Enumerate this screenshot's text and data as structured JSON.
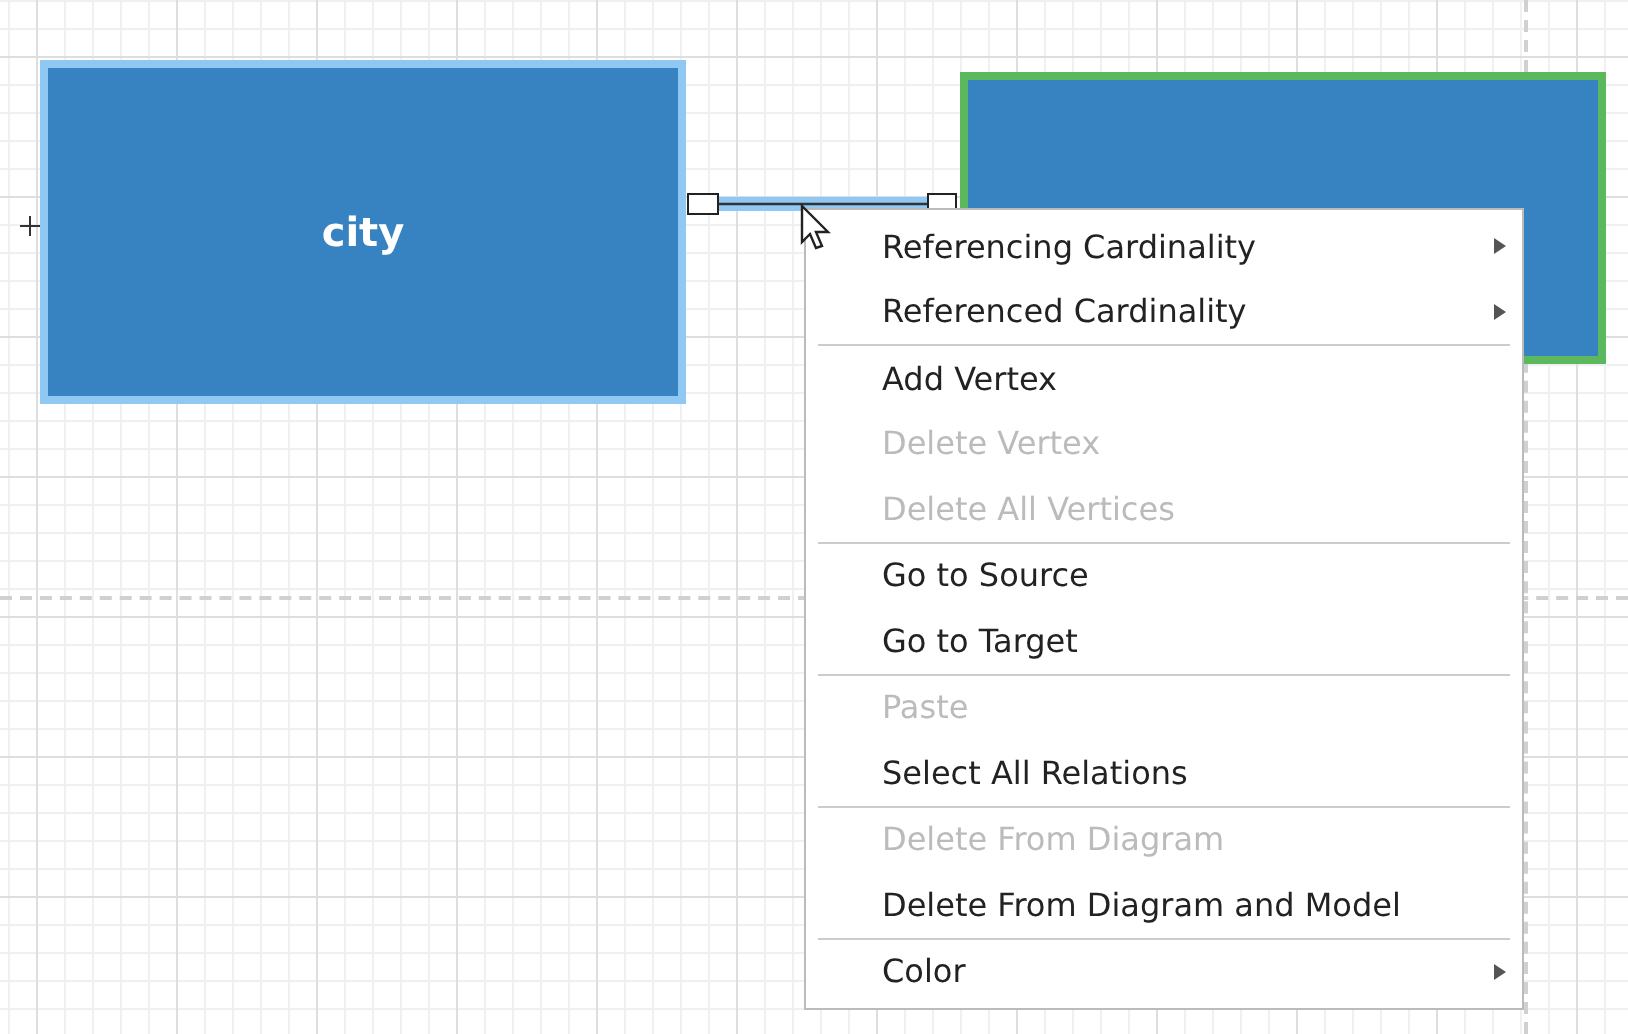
{
  "diagram": {
    "entities": [
      {
        "label": "city",
        "color": "#90c8f4"
      },
      {
        "color": "#5cb85c"
      }
    ],
    "relation": {
      "selected": true
    }
  },
  "context_menu": {
    "groups": [
      [
        {
          "label": "Referencing Cardinality",
          "disabled": false,
          "submenu": true
        },
        {
          "label": "Referenced Cardinality",
          "disabled": false,
          "submenu": true
        }
      ],
      [
        {
          "label": "Add Vertex",
          "disabled": false,
          "submenu": false
        },
        {
          "label": "Delete Vertex",
          "disabled": true,
          "submenu": false
        },
        {
          "label": "Delete All Vertices",
          "disabled": true,
          "submenu": false
        }
      ],
      [
        {
          "label": "Go to Source",
          "disabled": false,
          "submenu": false
        },
        {
          "label": "Go to Target",
          "disabled": false,
          "submenu": false
        }
      ],
      [
        {
          "label": "Paste",
          "disabled": true,
          "submenu": false
        },
        {
          "label": "Select All Relations",
          "disabled": false,
          "submenu": false
        }
      ],
      [
        {
          "label": "Delete From Diagram",
          "disabled": true,
          "submenu": false
        },
        {
          "label": "Delete From Diagram and Model",
          "disabled": false,
          "submenu": false
        }
      ],
      [
        {
          "label": "Color",
          "disabled": false,
          "submenu": true
        }
      ]
    ]
  }
}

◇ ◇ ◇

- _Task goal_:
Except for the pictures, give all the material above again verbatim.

- _Output_:
Enumerate this screenshot's text and data as structured JSON.
{
  "diagram": {
    "entities": [
      {
        "label": "city",
        "color": "#90c8f4"
      },
      {
        "color": "#5cb85c"
      }
    ],
    "relation": {
      "selected": true
    }
  },
  "context_menu": {
    "groups": [
      [
        {
          "label": "Referencing Cardinality",
          "disabled": false,
          "submenu": true
        },
        {
          "label": "Referenced Cardinality",
          "disabled": false,
          "submenu": true
        }
      ],
      [
        {
          "label": "Add Vertex",
          "disabled": false,
          "submenu": false
        },
        {
          "label": "Delete Vertex",
          "disabled": true,
          "submenu": false
        },
        {
          "label": "Delete All Vertices",
          "disabled": true,
          "submenu": false
        }
      ],
      [
        {
          "label": "Go to Source",
          "disabled": false,
          "submenu": false
        },
        {
          "label": "Go to Target",
          "disabled": false,
          "submenu": false
        }
      ],
      [
        {
          "label": "Paste",
          "disabled": true,
          "submenu": false
        },
        {
          "label": "Select All Relations",
          "disabled": false,
          "submenu": false
        }
      ],
      [
        {
          "label": "Delete From Diagram",
          "disabled": true,
          "submenu": false
        },
        {
          "label": "Delete From Diagram and Model",
          "disabled": false,
          "submenu": false
        }
      ],
      [
        {
          "label": "Color",
          "disabled": false,
          "submenu": true
        }
      ]
    ]
  }
}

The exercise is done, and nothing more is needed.